All information is well referenced and further books on the subject are suggested and I found the detailed information and evaluations in the appendix about the various materials available for Mediaeval Latin just what I'd been needing for a while.
All in all, this is an absolute treasure of a book. I don't think anyone interested in the subject would be disappointed with it.
I bought this book for what it had to say about illuminated manuscripts and as an introduction to a course on paleography which I am about to undertake. I recommend it for anyone who, like me, is a newcomer to understanding how medieval manuscripts were made and how to understand them. It does two things brilliantly: first, it offers a well-written introduction which goes into a great deal of detail without becoming clogged up - the logical narrative is clear and comprehensible; second, it offers copious illustration in high definition. One section, on different medieval scripts, is almost as good as having the originals there with you on your desk. The quality of production is very high - wonderful illustrations and clear, well-designed text. There's a useful glossary, a huge bibliography, and exhaustive index. If I have a criticism it is that almost all the examples used are from the Newberry Library in Chicago - but that's the point, really: it's the Newberry Library's production and, given that, it does the job excellently. I love this scholarly and careful book because it deals with a sometimes recondite subject in a fresh, lively and engaged way. Anyone vaguely interested in getting to know more about medieval manuscripts who comes upon this book will, I'm sure, become hooked.

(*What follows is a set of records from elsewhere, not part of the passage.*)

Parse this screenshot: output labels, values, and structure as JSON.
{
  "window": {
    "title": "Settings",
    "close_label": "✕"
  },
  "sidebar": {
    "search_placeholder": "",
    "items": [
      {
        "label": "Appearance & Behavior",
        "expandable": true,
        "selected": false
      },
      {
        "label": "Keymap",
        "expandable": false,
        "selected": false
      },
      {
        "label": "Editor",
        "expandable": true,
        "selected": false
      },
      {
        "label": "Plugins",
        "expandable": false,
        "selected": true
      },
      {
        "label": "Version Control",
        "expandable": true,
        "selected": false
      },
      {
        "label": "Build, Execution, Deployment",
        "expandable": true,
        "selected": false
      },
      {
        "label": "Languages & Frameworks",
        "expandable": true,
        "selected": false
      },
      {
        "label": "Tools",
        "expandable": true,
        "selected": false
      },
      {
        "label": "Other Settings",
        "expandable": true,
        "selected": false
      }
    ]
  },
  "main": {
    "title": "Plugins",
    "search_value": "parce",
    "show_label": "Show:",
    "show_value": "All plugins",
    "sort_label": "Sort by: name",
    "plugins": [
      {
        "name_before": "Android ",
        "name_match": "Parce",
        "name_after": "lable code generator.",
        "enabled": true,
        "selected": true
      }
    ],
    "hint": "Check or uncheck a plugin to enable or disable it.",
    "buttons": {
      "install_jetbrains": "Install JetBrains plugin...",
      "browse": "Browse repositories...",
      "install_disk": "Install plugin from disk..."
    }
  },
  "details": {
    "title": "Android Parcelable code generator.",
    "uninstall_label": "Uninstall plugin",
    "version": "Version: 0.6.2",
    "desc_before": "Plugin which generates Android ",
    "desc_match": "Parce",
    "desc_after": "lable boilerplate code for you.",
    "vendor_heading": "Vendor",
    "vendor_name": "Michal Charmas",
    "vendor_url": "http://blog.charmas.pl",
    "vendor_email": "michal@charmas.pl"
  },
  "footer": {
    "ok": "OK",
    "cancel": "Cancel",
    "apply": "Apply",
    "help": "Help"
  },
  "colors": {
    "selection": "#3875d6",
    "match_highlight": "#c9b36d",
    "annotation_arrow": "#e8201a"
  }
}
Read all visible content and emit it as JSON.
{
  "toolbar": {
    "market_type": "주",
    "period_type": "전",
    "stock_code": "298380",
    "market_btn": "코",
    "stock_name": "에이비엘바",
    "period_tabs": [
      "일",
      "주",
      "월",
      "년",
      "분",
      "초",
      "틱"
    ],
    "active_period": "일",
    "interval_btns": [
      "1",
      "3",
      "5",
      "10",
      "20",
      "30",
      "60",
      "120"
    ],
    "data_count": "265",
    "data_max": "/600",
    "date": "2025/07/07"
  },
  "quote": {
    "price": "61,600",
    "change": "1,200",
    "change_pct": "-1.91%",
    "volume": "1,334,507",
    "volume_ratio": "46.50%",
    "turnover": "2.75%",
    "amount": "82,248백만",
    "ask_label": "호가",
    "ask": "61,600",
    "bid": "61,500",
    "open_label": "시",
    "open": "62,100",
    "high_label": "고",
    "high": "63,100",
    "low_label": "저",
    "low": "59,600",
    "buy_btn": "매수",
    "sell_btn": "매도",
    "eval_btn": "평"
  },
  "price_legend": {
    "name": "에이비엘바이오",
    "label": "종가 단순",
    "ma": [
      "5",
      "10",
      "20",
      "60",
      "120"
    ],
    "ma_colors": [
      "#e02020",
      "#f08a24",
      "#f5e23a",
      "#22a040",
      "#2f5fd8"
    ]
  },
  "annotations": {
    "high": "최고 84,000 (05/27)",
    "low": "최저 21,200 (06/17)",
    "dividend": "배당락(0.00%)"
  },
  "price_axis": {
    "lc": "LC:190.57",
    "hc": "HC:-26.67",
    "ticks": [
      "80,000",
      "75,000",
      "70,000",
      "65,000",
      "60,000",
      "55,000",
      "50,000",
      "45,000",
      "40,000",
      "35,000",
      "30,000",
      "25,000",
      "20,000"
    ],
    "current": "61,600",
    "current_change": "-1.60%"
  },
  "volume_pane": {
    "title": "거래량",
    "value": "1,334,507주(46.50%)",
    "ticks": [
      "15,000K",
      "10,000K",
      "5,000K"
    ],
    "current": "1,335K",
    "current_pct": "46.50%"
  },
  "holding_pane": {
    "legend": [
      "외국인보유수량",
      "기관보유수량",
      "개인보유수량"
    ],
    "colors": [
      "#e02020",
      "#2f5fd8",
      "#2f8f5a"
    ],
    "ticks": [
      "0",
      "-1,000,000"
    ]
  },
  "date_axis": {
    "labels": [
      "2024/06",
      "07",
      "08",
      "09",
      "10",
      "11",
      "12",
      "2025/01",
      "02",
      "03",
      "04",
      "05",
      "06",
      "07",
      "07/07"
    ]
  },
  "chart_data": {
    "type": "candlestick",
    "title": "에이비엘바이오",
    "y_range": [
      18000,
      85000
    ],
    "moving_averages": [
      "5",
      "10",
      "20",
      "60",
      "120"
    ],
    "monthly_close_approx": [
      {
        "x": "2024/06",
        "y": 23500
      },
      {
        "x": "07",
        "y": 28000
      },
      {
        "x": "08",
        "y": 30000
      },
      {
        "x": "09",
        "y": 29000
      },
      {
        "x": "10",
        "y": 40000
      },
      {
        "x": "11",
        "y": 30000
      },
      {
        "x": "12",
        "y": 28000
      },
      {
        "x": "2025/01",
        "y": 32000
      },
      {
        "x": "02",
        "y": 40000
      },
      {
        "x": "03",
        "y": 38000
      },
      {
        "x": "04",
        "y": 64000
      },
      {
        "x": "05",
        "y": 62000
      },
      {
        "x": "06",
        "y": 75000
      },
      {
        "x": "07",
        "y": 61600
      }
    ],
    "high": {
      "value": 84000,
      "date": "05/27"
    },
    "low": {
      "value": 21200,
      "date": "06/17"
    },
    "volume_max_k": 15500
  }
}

Certainly the best book currently available on Manuscript Studies. The coverage is as comprehensive as a single volume allows, and the illustrations are excellent. It is perhaps worth saying that local historians will need further help with the scripts used in local records, and with the numerous kinds of document found in local archives. But this is not a criticism of the book itself. The authors clearly state what the book is about, and carry out the job admirably.
This book is far more than one can expect. It makes a very comprehensive reading of the subject matter and illustration are of very high quality. This is not an easy readi, though, because it is more professional than one can expect, which is great.